Single-cell Characterization of Immunization Responses
The current Covid-19 pandemic has sparked an urgent need for improvements in the characterization of the immune response to vaccinations. Although simple and robust, conventional antibody titer measurements provide little information on the phenotypic diversity of IgG-secreting cells (IgG-SCs), the functional properties of the antibodies they produce or the temporal profile of the immune reaction in response to an antigenic challenge. In a recent paper published in the Journal of Immunology  and other recent publications [2,3], a team of researchers based in Paris and Zurich describe the application of a single-cell analysis technique known as DropMap to provide quantitative analysis of the distribution of antibody secretion rates and affinities over the course of an immune response. The DropMap protocol begins with microfluidically controlled compartmentalization of single splenocytes, extracted from mice at time points up to 8 weeks after immunization, in individual 50-picoliter droplets together with immunomagnetic beads and fluorescently-labeled antigens and anti-IgG antibodies. The beads are magnetically aligned to form micrometer-sized structures that can be visualized by fluorescence microscopy using a SOLA light engine.Bead capture of red-fluorescent anti-IgG (Fc) identifies IgG-SCs, allowing determination of their frequency.Capture of green-fluorescent antigen provides information on antigen binding affinity. To accumulate population statistics, two-dimensional arrays containing >10,000 cell-containing droplets are imaged every 7.5 minutes over 37.5 minutes. The SOLA light engine provides the exceptional light output stability required to extract reliable quantitative information across thousands of droplets and multiple time points.

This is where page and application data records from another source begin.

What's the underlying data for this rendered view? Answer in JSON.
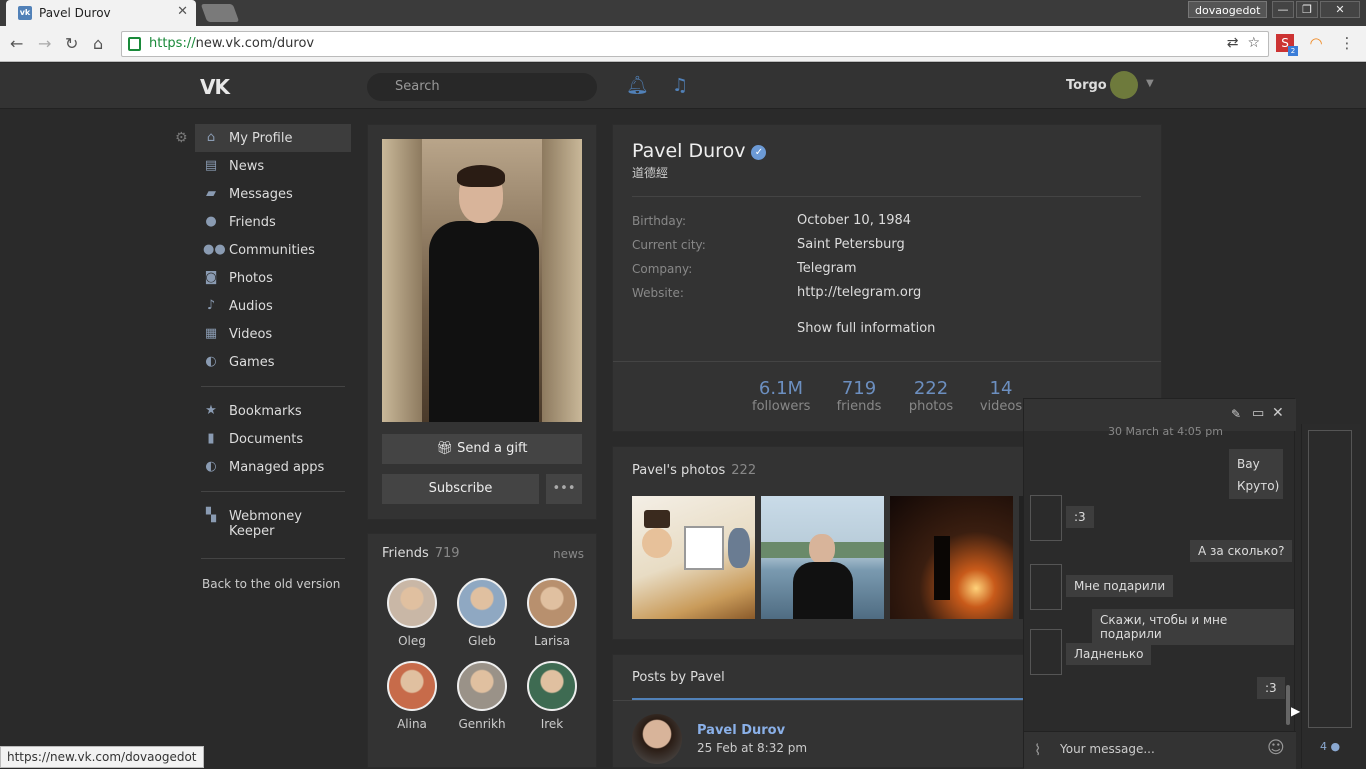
{
  "browser": {
    "tab_title": "Pavel Durov",
    "tab_close": "✕",
    "profile_name": "dovaogedot",
    "url_scheme": "https://",
    "url_rest": "new.vk.com/durov",
    "status_url": "https://new.vk.com/dovaogedot",
    "ext_badge": "2"
  },
  "header": {
    "logo": "VK",
    "search_placeholder": "Search",
    "user_name": "Torgo"
  },
  "sidebar": {
    "items": [
      {
        "label": "My Profile",
        "icon": "home-icon"
      },
      {
        "label": "News",
        "icon": "news-icon"
      },
      {
        "label": "Messages",
        "icon": "messages-icon"
      },
      {
        "label": "Friends",
        "icon": "friends-icon"
      },
      {
        "label": "Communities",
        "icon": "communities-icon"
      },
      {
        "label": "Photos",
        "icon": "camera-icon"
      },
      {
        "label": "Audios",
        "icon": "music-icon"
      },
      {
        "label": "Videos",
        "icon": "film-icon"
      },
      {
        "label": "Games",
        "icon": "gamepad-icon"
      }
    ],
    "items2": [
      {
        "label": "Bookmarks",
        "icon": "star-icon"
      },
      {
        "label": "Documents",
        "icon": "document-icon"
      },
      {
        "label": "Managed apps",
        "icon": "gamepad-icon"
      }
    ],
    "items3": [
      {
        "label": "Webmoney Keeper",
        "icon": "grid-icon"
      }
    ],
    "back_link": "Back to the old version"
  },
  "profile": {
    "name": "Pavel Durov",
    "status": "道德經",
    "send_gift": "Send a gift",
    "subscribe": "Subscribe",
    "more": "•••",
    "info": [
      {
        "label": "Birthday:",
        "value": "October 10, 1984"
      },
      {
        "label": "Current city:",
        "value": "Saint Petersburg"
      },
      {
        "label": "Company:",
        "value": "Telegram"
      },
      {
        "label": "Website:",
        "value": "http://telegram.org"
      }
    ],
    "show_full": "Show full information",
    "stats": [
      {
        "num": "6.1M",
        "label": "followers"
      },
      {
        "num": "719",
        "label": "friends"
      },
      {
        "num": "222",
        "label": "photos"
      },
      {
        "num": "14",
        "label": "videos"
      }
    ]
  },
  "photos": {
    "title": "Pavel's photos",
    "count": "222"
  },
  "friends": {
    "title": "Friends",
    "count": "719",
    "news_link": "news",
    "list": [
      {
        "name": "Oleg",
        "color": "#c9b7a6"
      },
      {
        "name": "Gleb",
        "color": "#8fa8c2"
      },
      {
        "name": "Larisa",
        "color": "#b8906e"
      },
      {
        "name": "Alina",
        "color": "#c76b4a"
      },
      {
        "name": "Genrikh",
        "color": "#9a9288"
      },
      {
        "name": "Irek",
        "color": "#3e6b52"
      }
    ]
  },
  "posts": {
    "tab": "Posts by Pavel",
    "author": "Pavel Durov",
    "date": "25 Feb at 8:32 pm"
  },
  "chat": {
    "timestamp": "30 March at 4:05 pm",
    "messages": [
      {
        "text": "Вау"
      },
      {
        "text": "Круто)"
      },
      {
        "text": ":3"
      },
      {
        "text": "А за сколько?"
      },
      {
        "text": "Мне подарили"
      },
      {
        "text": "Скажи, чтобы и мне подарили"
      },
      {
        "text": "Ладненько"
      },
      {
        "text": ":3"
      }
    ],
    "input_placeholder": "Your message...",
    "online_count": "4"
  }
}
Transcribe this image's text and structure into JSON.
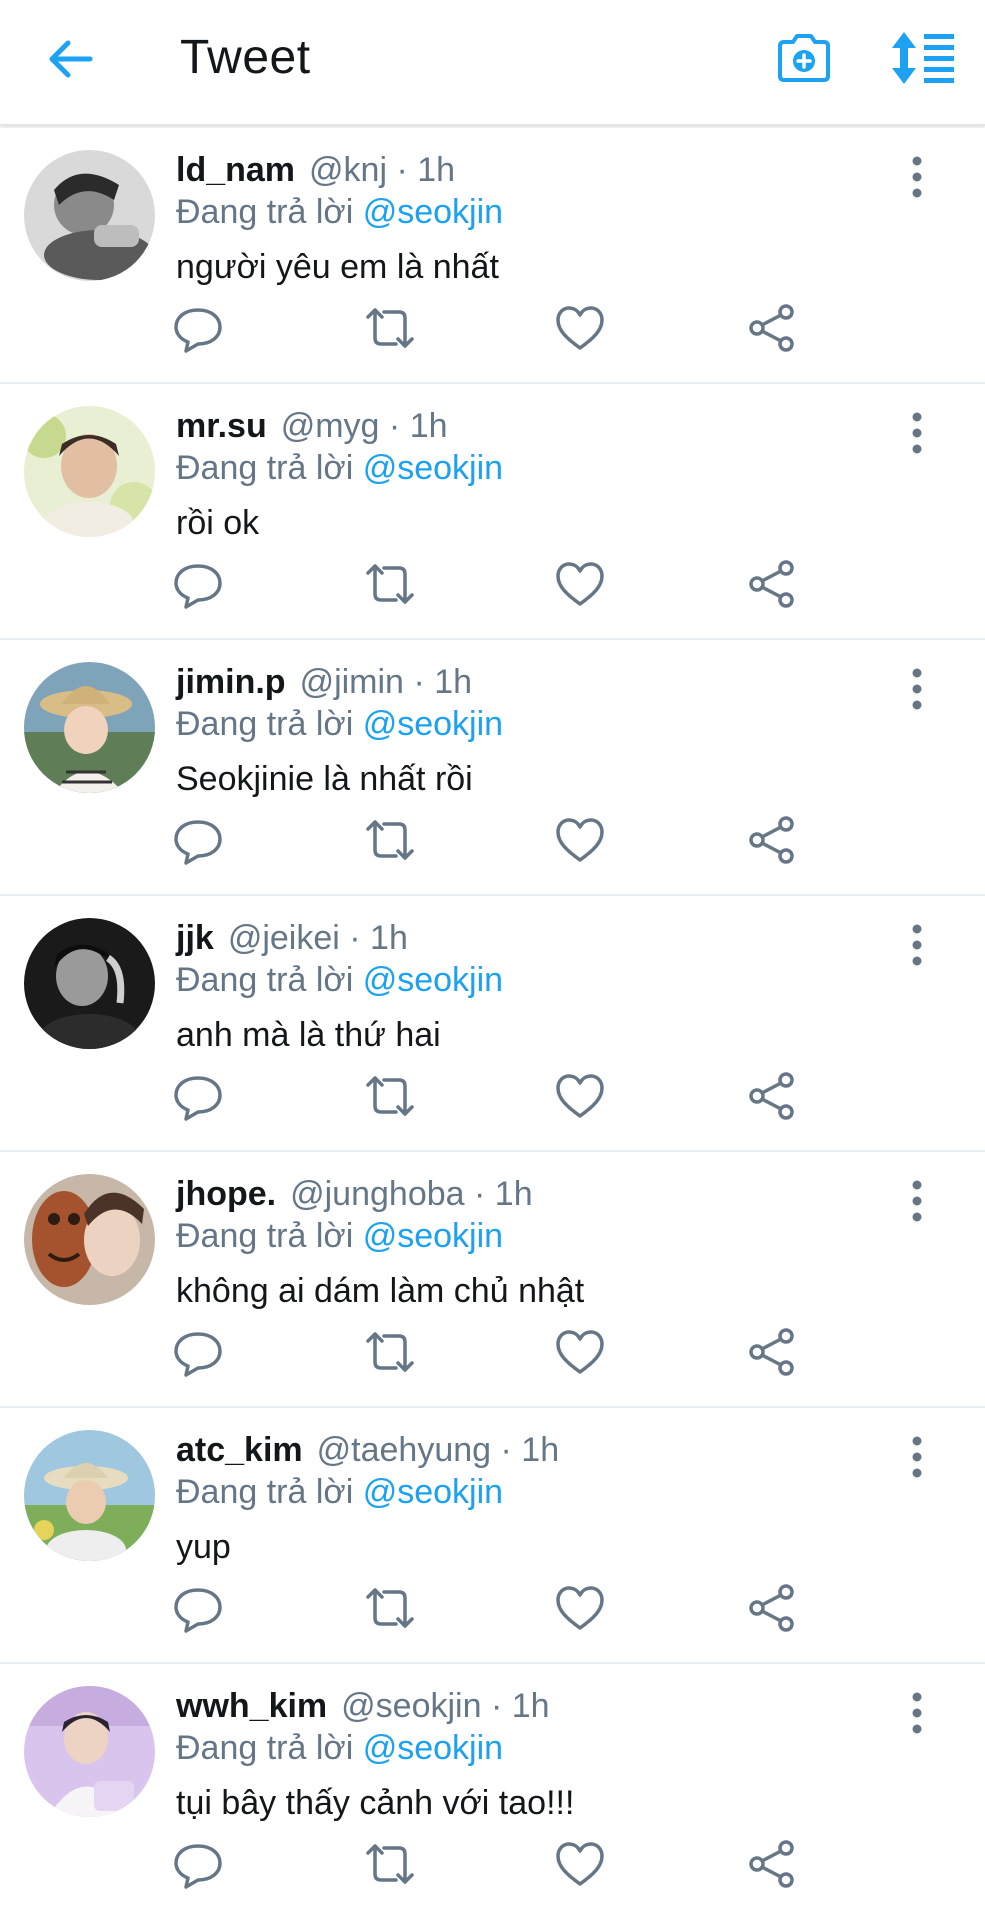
{
  "header": {
    "title": "Tweet",
    "back_icon": "arrow-left-icon",
    "camera_icon": "camera-plus-icon",
    "sort_icon": "sort-list-icon",
    "accent_color": "#1da1f2"
  },
  "tweets": [
    {
      "name": "ld_nam",
      "handle": "@knj",
      "sep": "·",
      "time": "1h",
      "reply_label": "Đang trả lời",
      "reply_to": "@seokjin",
      "text": "người yêu em là nhất"
    },
    {
      "name": "mr.su",
      "handle": "@myg",
      "sep": "·",
      "time": "1h",
      "reply_label": "Đang trả lời",
      "reply_to": "@seokjin",
      "text": "rồi ok"
    },
    {
      "name": "jimin.p",
      "handle": "@jimin",
      "sep": "·",
      "time": "1h",
      "reply_label": "Đang trả lời",
      "reply_to": "@seokjin",
      "text": "Seokjinie là nhất rồi"
    },
    {
      "name": "jjk",
      "handle": "@jeikei",
      "sep": "·",
      "time": "1h",
      "reply_label": "Đang trả lời",
      "reply_to": "@seokjin",
      "text": "anh mà là thứ hai"
    },
    {
      "name": "jhope.",
      "handle": "@junghoba",
      "sep": "·",
      "time": "1h",
      "reply_label": "Đang trả lời",
      "reply_to": "@seokjin",
      "text": "không ai dám làm chủ nhật"
    },
    {
      "name": "atc_kim",
      "handle": "@taehyung",
      "sep": "·",
      "time": "1h",
      "reply_label": "Đang trả lời",
      "reply_to": "@seokjin",
      "text": "yup"
    },
    {
      "name": "wwh_kim",
      "handle": "@seokjin",
      "sep": "·",
      "time": "1h",
      "reply_label": "Đang trả lời",
      "reply_to": "@seokjin",
      "text": "tụi bây thấy cảnh với tao!!!"
    }
  ],
  "action_icons": [
    "reply-icon",
    "retweet-icon",
    "like-icon",
    "share-icon"
  ],
  "colors": {
    "text": "#14171a",
    "muted": "#657786",
    "link": "#1da1f2",
    "divider": "#e6ecf0"
  }
}
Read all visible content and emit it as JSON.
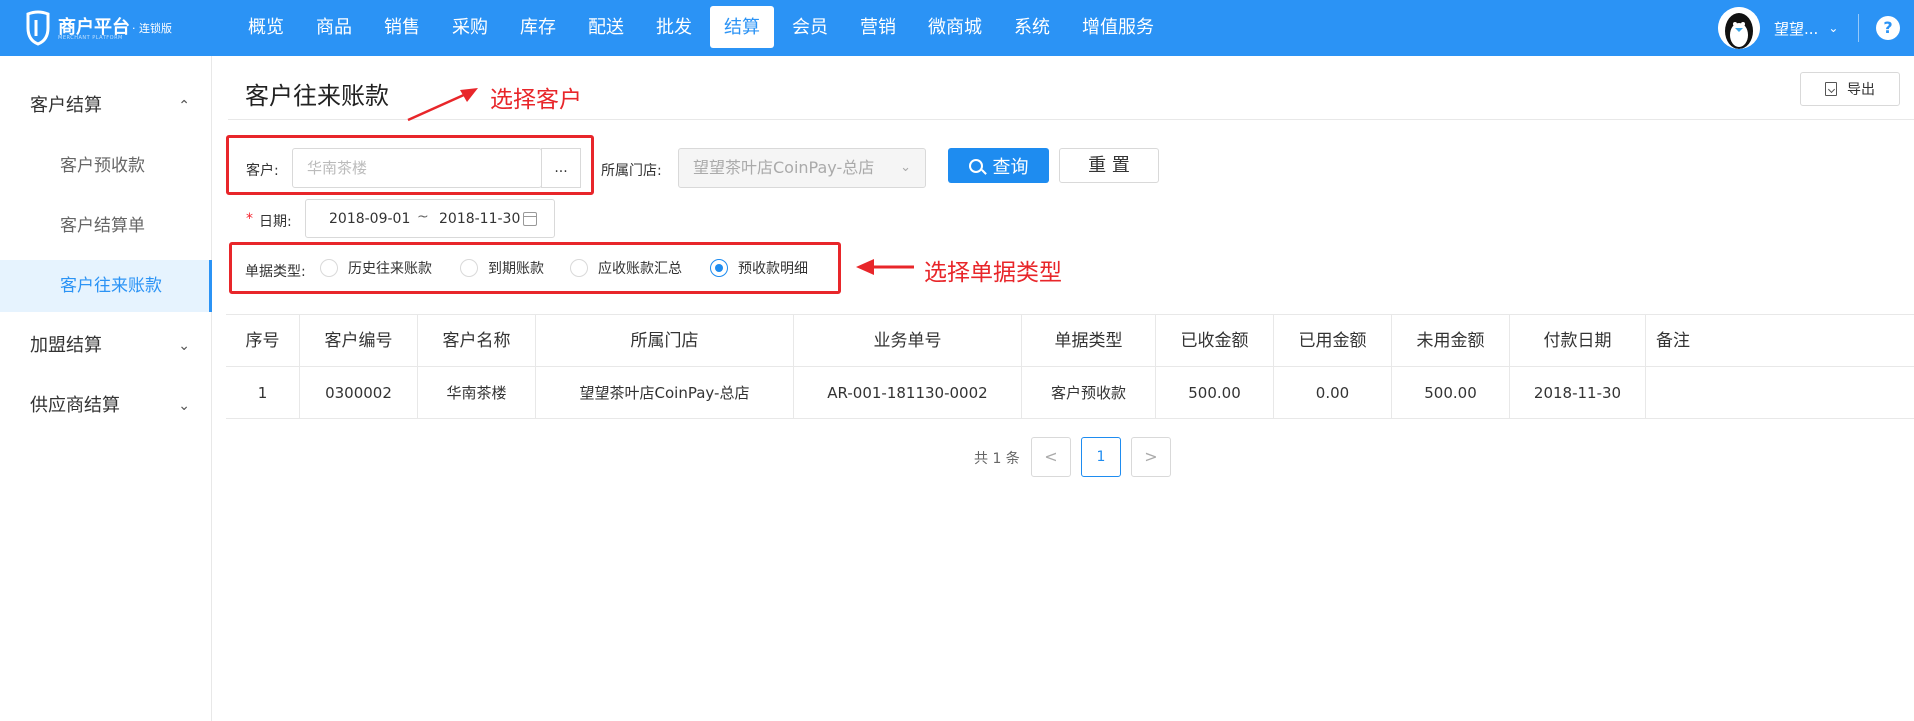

Metal additive manufacturing is the process of joining materials to make objects from 3D computer-aided design (CAD) model data.Laser powder bed fusion (PBF) is one such process, in which thermal energy derived from a laser beam selectively fuses regions of a powder bed.A team from Heriot-Watt University, Edinburgh, and the University of Birmingham in the UK used high-speed imaging to investigate the interaction of the laser beam with the powder bed at sub-atmospheric pressures.They used a SOLA SM Light Engine® to illuminate a circle of ~10 mm diameter on a stainless steel powder bed inside a vacuum chamber.Image sequences were recorded at 40,000 frames per second by a monochrome camera.The data obtained indicate that operating in a soft vacuum (>50 mbar) would provide the simplest implementation of PBF at sub-atmospheric pressures.The reduction in vaporization temperature at reduced pressure means that the same penetration depth can be achieved at lower laser powers, resulting in a stabilizing effect on the process.
High-speed images at 20mbar. Laser power and scan speeds of (a) 50W and 0.2m/s, (b) 100W and 0.4m/s and (c) 200W and 0.8m/s.
Characterization of Superhydrophobic Surface Coatings
When two or more water droplets coalesce on a superhydrophobic surface, the resulting droplet can jump away from the surface due to inertial−capillary energy conversion. The resulting passive shedding of micro-scale water droplets has the potential to enhance heat transfer, anti-icing, and self-cleaning properties. To study this process, researchers at the University of Illinois developed an improved imaging technique called focal plane shift imaging (FPSI) to measure three-dimensional (3D) droplet trajectories. A high-speed camera is used to obtain video recordings at variable frame rates up to 500,000 frames per second. Illumination is supplied by aSOLA SM light engine®, specifically chosen for its high-intensity, low-power consumption and narrow spectral range (380−680 nm) in order to minimize heat generation at the surface due to light absorption. The effects of initial droplet size mismatch and multiple droplet coalescence on the jumping droplet velocity are revealed, showing that multi-droplet jumping has the potential to enhance the droplet departure speed.
Multiplexed imaging of gene expression using the CELESTA light engine®
MERFISH (multiplex error robust fluorescence in situ hybridization) is an imaging technique that profiles cell populations based on the identification of thousands of RNA transcripts per cell.The CELESTA light engine is an ideal and widely-adopted illumination source for this application.In a recent paper published in Nature , Wheeler and co-workers used MERFISH imaging with a CELESTA light engine to quantify the expression of nine specific astrocyte and T-cell markers.Five of the CELESTA light engine’s seven laser lines were used in the highly multiplexed MERFISH imaging protocol.The overall objective of the research described in the paper was to characterize astrocyte populations that contribute to pathogenesis in a preclinical model of multiple sclerosis.
 MA Wheeler, JR Moffitt, IC Clark, EC Tjon, Z Li, SE J Zandee, CP Couturier, BR Watson, G Scalisi, S Alkwai, V Rothhammer, A Rotem, JA Heyman, S Thaploo, LM Sanmarco, J Ragoussis, DA Weitz, K Petrecca, JR Moffitt, B Becher, JP Antel, A Prat, FJ Quintana, Nature (2020) 578:593–5990